Playing for the first time in more than three months because of back surgery, he had a 4-over 75 on Friday and missed the cut by four shots. It was only the 10th time in his PGA Tour career that Woods missed a 36-hole cut, and the first time he didn't sound overly distressed.
"I hate to say it, but I'm really encouraged by what happened this week," Woods said. "I missed the cut by four shots -- that's a lot. But the fact that what I was able to do physically, and the speed I had and the distance that I was hitting the golf ball again, I had not done that in a very long time. Felt great today. Then, as I said, I made so many little mistakes ... all the little things that I know I can fix. But as I said, that's very encouraging."
And it wasn't all that surprising.
Woods had played only four tournaments this year while coping with an increasingly sore back, which led him to have surgery March 31 and miss the first two majors.
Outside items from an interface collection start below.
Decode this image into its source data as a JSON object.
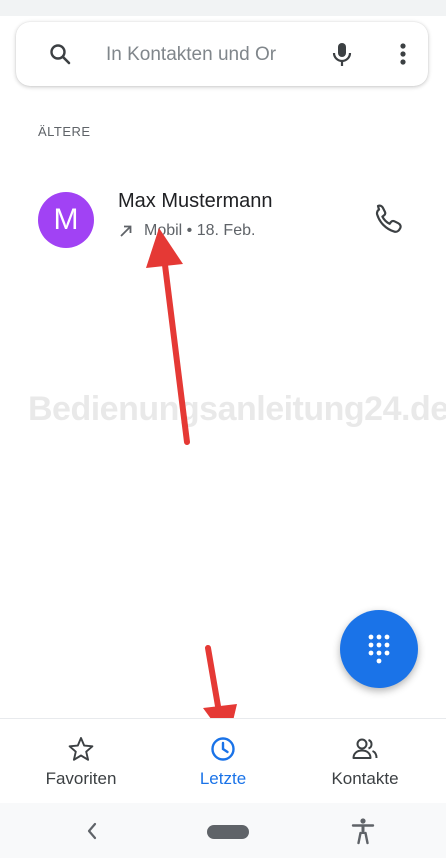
{
  "search": {
    "placeholder": "In Kontakten und Or"
  },
  "recents": {
    "section_header": "ÄLTERE",
    "calls": [
      {
        "avatar_letter": "M",
        "avatar_color": "#a142f4",
        "name": "Max Mustermann",
        "direction_icon": "outgoing-call-arrow-icon",
        "details": "Mobil • 18. Feb."
      }
    ]
  },
  "watermark": "Bedienungsanleitung24.de",
  "nav": {
    "items": [
      {
        "label": "Favoriten",
        "icon": "star-outline-icon",
        "active": false
      },
      {
        "label": "Letzte",
        "icon": "clock-icon",
        "active": true
      },
      {
        "label": "Kontakte",
        "icon": "people-icon",
        "active": false
      }
    ]
  },
  "colors": {
    "accent": "#1a73e8",
    "annotation_arrow": "#e53935",
    "avatar": "#a142f4"
  }
}
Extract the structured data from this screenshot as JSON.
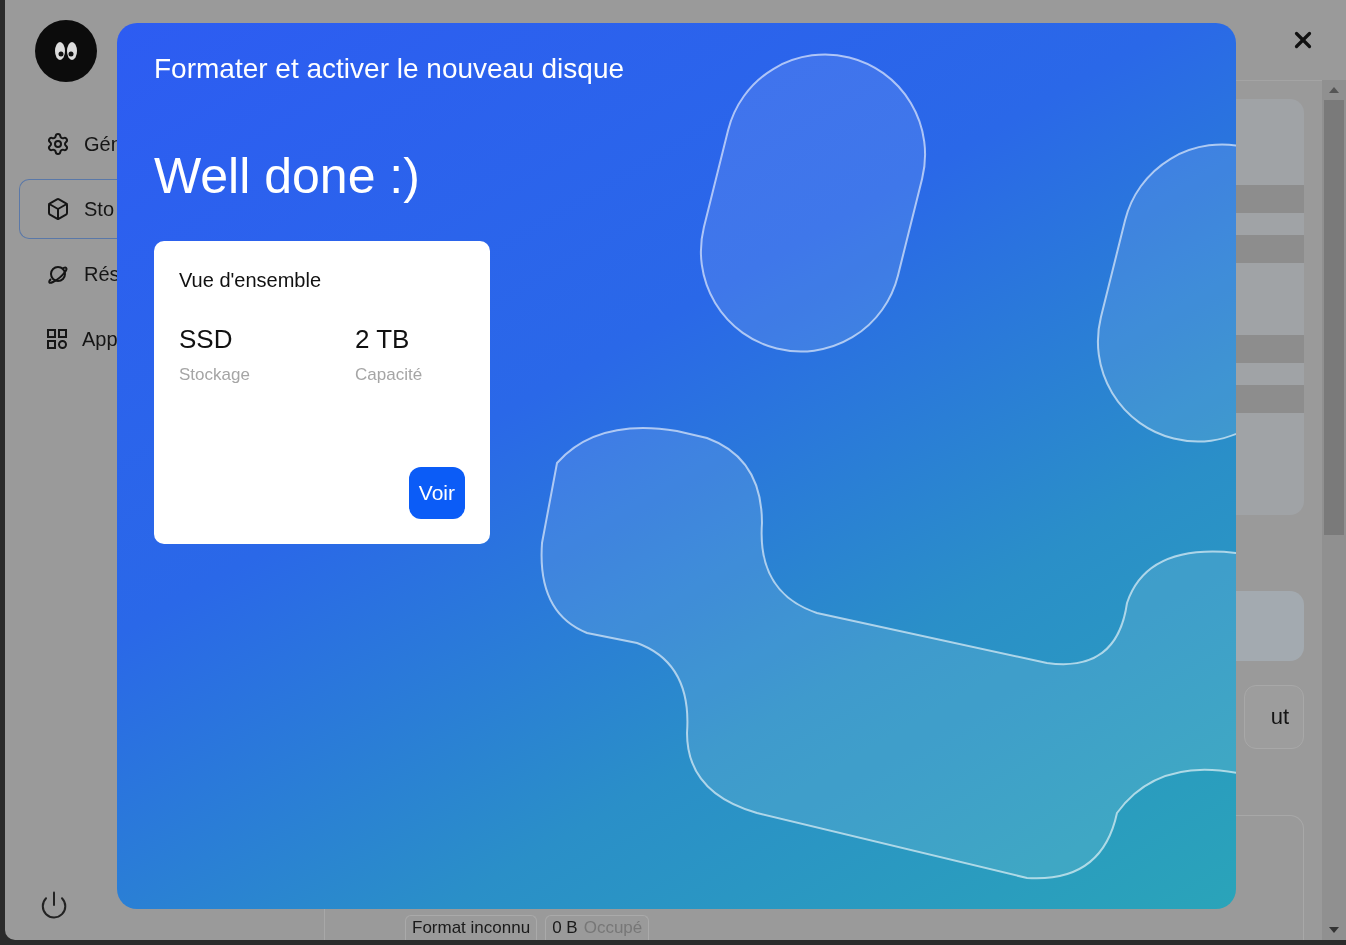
{
  "sidebar": {
    "items": [
      {
        "label": "Gén",
        "selected": false
      },
      {
        "label": "Sto",
        "selected": true
      },
      {
        "label": "Rés",
        "selected": false
      },
      {
        "label": "App",
        "selected": false
      }
    ]
  },
  "background": {
    "button": "ut",
    "chips": [
      {
        "value": "Format inconnu"
      },
      {
        "value": "0 B",
        "label": "Occupé"
      }
    ]
  },
  "modal": {
    "title": "Formater et activer le nouveau disque",
    "heading": "Well done :)",
    "card": {
      "title": "Vue d'ensemble",
      "stats": [
        {
          "value": "SSD",
          "label": "Stockage"
        },
        {
          "value": "2 TB",
          "label": "Capacité"
        }
      ],
      "button": "Voir"
    }
  }
}
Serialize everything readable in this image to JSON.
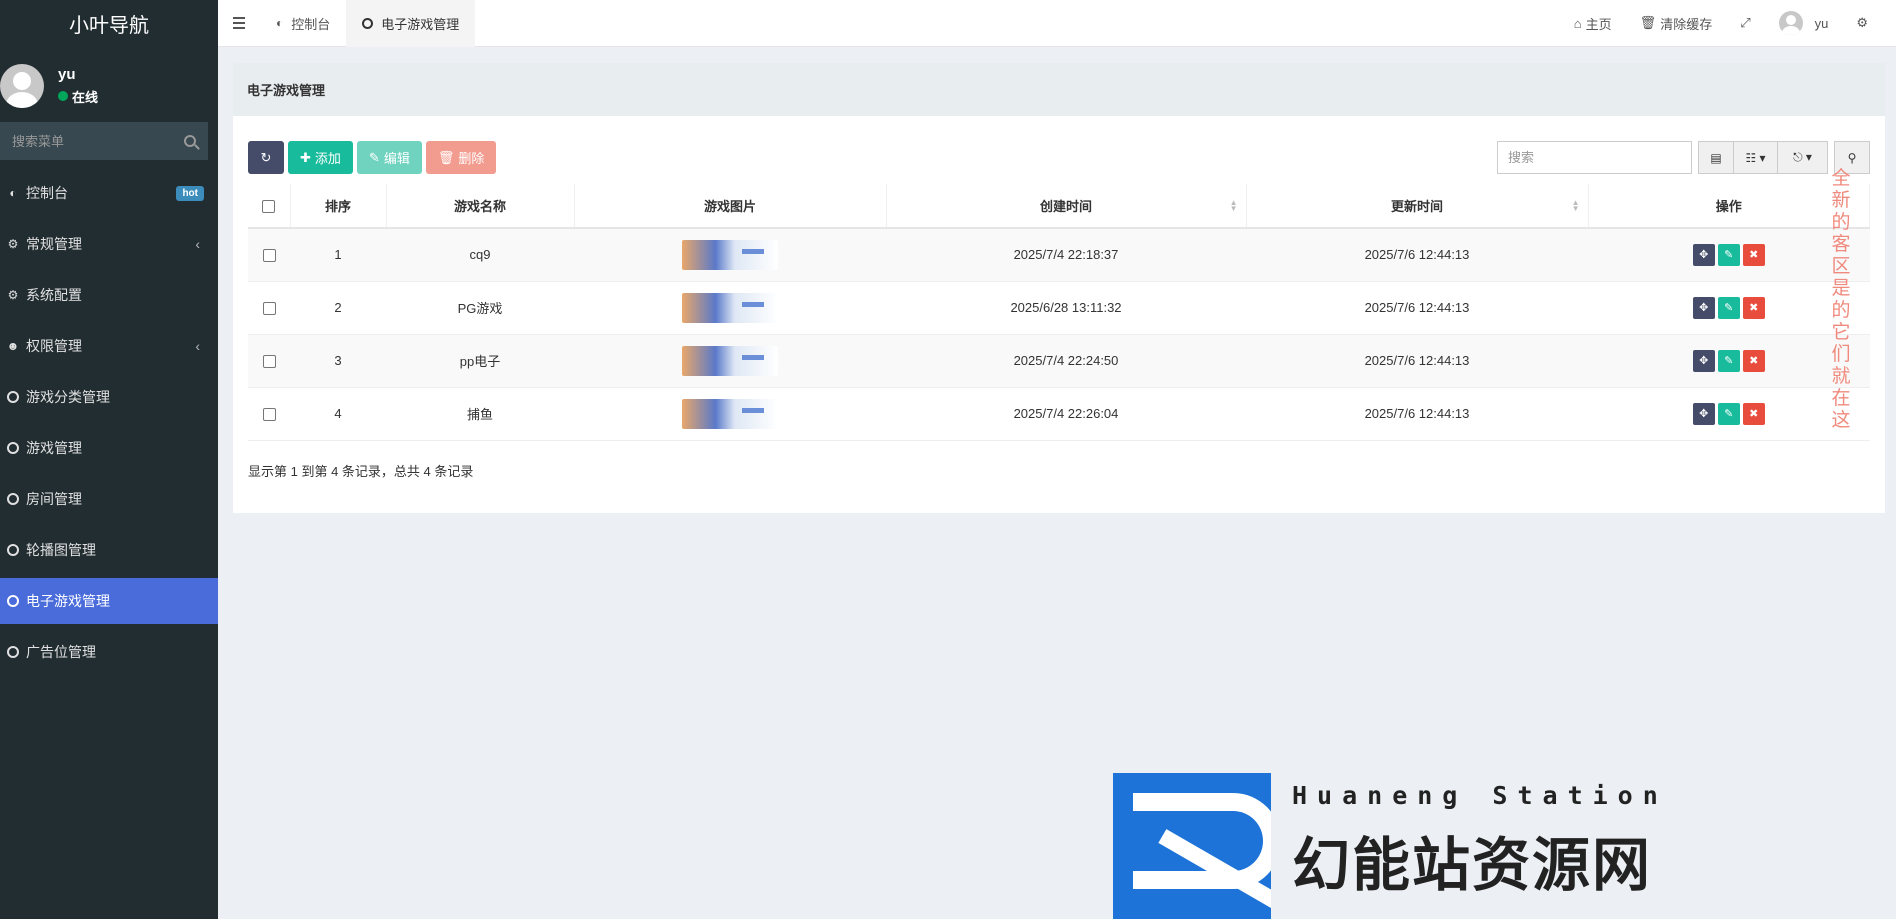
{
  "sidebar": {
    "brand": "小叶导航",
    "user": {
      "name": "yu",
      "status": "在线"
    },
    "search_placeholder": "搜索菜单",
    "items": [
      {
        "label": "控制台",
        "icon": "dashboard-icon",
        "badge": "hot"
      },
      {
        "label": "常规管理",
        "icon": "cogs-icon",
        "has_children": true
      },
      {
        "label": "系统配置",
        "icon": "gear-icon"
      },
      {
        "label": "权限管理",
        "icon": "group-icon",
        "has_children": true
      },
      {
        "label": "游戏分类管理",
        "icon": "circle-icon"
      },
      {
        "label": "游戏管理",
        "icon": "circle-icon"
      },
      {
        "label": "房间管理",
        "icon": "circle-icon"
      },
      {
        "label": "轮播图管理",
        "icon": "circle-icon"
      },
      {
        "label": "电子游戏管理",
        "icon": "circle-icon",
        "active": true
      },
      {
        "label": "广告位管理",
        "icon": "circle-icon"
      }
    ]
  },
  "topbar": {
    "tabs": [
      {
        "label": "控制台",
        "icon": "dashboard-icon"
      },
      {
        "label": "电子游戏管理",
        "icon": "circle-icon",
        "active": true
      }
    ],
    "home": "主页",
    "clear_cache": "清除缓存",
    "user": "yu"
  },
  "panel": {
    "title": "电子游戏管理",
    "buttons": {
      "add": "添加",
      "edit": "编辑",
      "delete": "删除"
    },
    "search_placeholder": "搜索",
    "columns": [
      "排序",
      "游戏名称",
      "游戏图片",
      "创建时间",
      "更新时间",
      "操作"
    ],
    "rows": [
      {
        "sort": "1",
        "name": "cq9",
        "created": "2025/7/4 22:18:37",
        "updated": "2025/7/6 12:44:13"
      },
      {
        "sort": "2",
        "name": "PG游戏",
        "created": "2025/6/28 13:11:32",
        "updated": "2025/7/6 12:44:13"
      },
      {
        "sort": "3",
        "name": "pp电子",
        "created": "2025/7/4 22:24:50",
        "updated": "2025/7/6 12:44:13"
      },
      {
        "sort": "4",
        "name": "捕鱼",
        "created": "2025/7/4 22:26:04",
        "updated": "2025/7/6 12:44:13"
      }
    ],
    "footer": "显示第 1 到第 4 条记录，总共 4 条记录"
  },
  "side_note": "全新的客区 是的 它们就在这",
  "watermark": {
    "subtitle": "Huaneng Station",
    "title": "幻能站资源网"
  }
}
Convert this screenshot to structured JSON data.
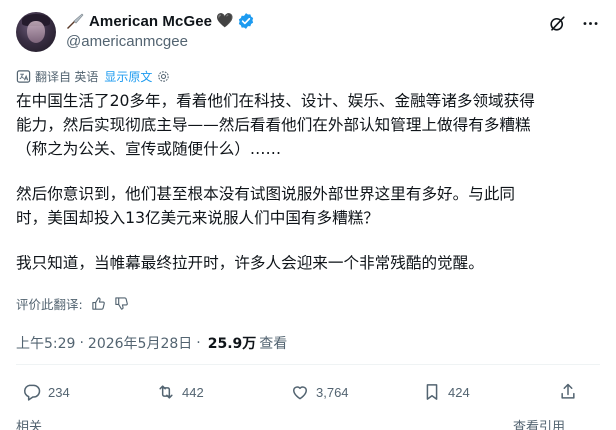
{
  "author": {
    "display_name": "American McGee",
    "heart": "🖤",
    "handle": "@americanmcgee"
  },
  "translation": {
    "label": "翻译自 英语",
    "show_original": "显示原文"
  },
  "tweet": {
    "paragraph_1": "在中国生活了20多年，看着他们在科技、设计、娱乐、金融等诸多领域获得\n能力，然后实现彻底主导——然后看看他们在外部认知管理上做得有多糟糕\n（称之为公关、宣传或随便什么）……",
    "paragraph_2": "然后你意识到，他们甚至根本没有试图说服外部世界这里有多好。与此同\n时，美国却投入13亿美元来说服人们中国有多糟糕？",
    "paragraph_3": "我只知道，当帷幕最终拉开时，许多人会迎来一个非常残酷的觉醒。"
  },
  "rate_translation": "评价此翻译:",
  "meta": {
    "time": "上午5:29",
    "sep": "·",
    "date": "2026年5月28日",
    "views": "25.9万",
    "views_label": "查看"
  },
  "actions": {
    "replies": "234",
    "retweets": "442",
    "likes": "3,764",
    "bookmarks": "424"
  },
  "bottom": {
    "related": "相关",
    "quotes": "查看引用"
  },
  "colors": {
    "accent": "#1d9bf0",
    "secondary_text": "#536471",
    "primary_text": "#0f1419"
  }
}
He had hoped to return for the British Open next month. Instead, he felt strong enough to play the Quicken Loans National, primarily because it benefits his foundation and Woods figured he needed to get in a little competition before going to Royal Liverpool.
Even it if was only two rounds.
"I came back four weeks earlier than we thought I could," Woods said. "I had no setbacks. I got my feel for playing tournament golf. I made a ton of simple, little mistakes -- misjudging things and missing the ball on the wrong sides and just didn't get up-and-down on little, simple shots. Those are the little things I can correct."
Marc Leishman of Australia turned potential bogey into unlikely birdie when he holed out from 127 yards on the par-5 ninth hole on his way to a 5-under 66 and a four-way share of the lead going into the weekend.
Woods was 13 shots behind at 7-over 149.
It wasn't the largest 36-hole gap from the leaders in the previous nine times he missed the cut on the PGA Tour.
It just looked that way.
Woods took two shots to get out of a plugged lie in a bunker on the fifth hole and made double bogey. He three-putted for par on the next hole and never looked more sloppy than on the short par-4 eighth. He was in perfect position after hitting a big drive, 61 yards from the hole at the right angle. His pitch was too strong and left of the flag, leaving him a downhill chip from the collar. He hit that 7 feet by and missed the par putt.
Even so, the damage came after consecutive bogeys around the turn. His tee shot went into a hazard on No. 11, forcing him to punch out. He hit a wild hook off the tee on the 12th, and his second shot was headed for a bunker until it was suspended in the grass on the lip of the sand. He hit a poor chip from below the green on the 13th. And from the 14th fairway, he missed the green and hit another poor chip.
Four bogeys, no time to recover.
"If it were anybody else, I would say that I would expect kind of a struggle. But you just never know with Tiger," Jordan Spieth said after his own brilliant display of a short game that allowed him to make the cut. "He just got a couple rounds under his belt. So he's going to be a severe threat at the British -- probably a favorite -- and after playing these couple rounds, I think he'll take something from it.
"He's not that far off from being right back to where he was."
Woods took encouragement from not feeling any pain in his back, and from swinging as hard as he wanted with his driver. That's what concerned him about playing this week. Turns out it was the two shortest clubs in his bag -- the wedge and putter -- that did him in.
It was surprising to see Woods go straight from the range to the tee in both rounds. Most players give themselves a few extra minutes in the chipping area.
"The short game was off," Woods said. "I've been practicing on Bermuda grass, and I grew the grass up at my house and it was Bermuda. But come out here and play rye, it's totally different. And it showed. I was off. I probably shout have spent more time chipping over on the chipping green than I did. But that's the way it goes."
His last act as tournament host is to present the trophy, and that could be anyone.
Ten players were separated by only two shots going into the weekend, and there was only a nine-shot differential from first to last place. Former U.S. Open champion Justin Rose had 65 to get within three shots of the lead.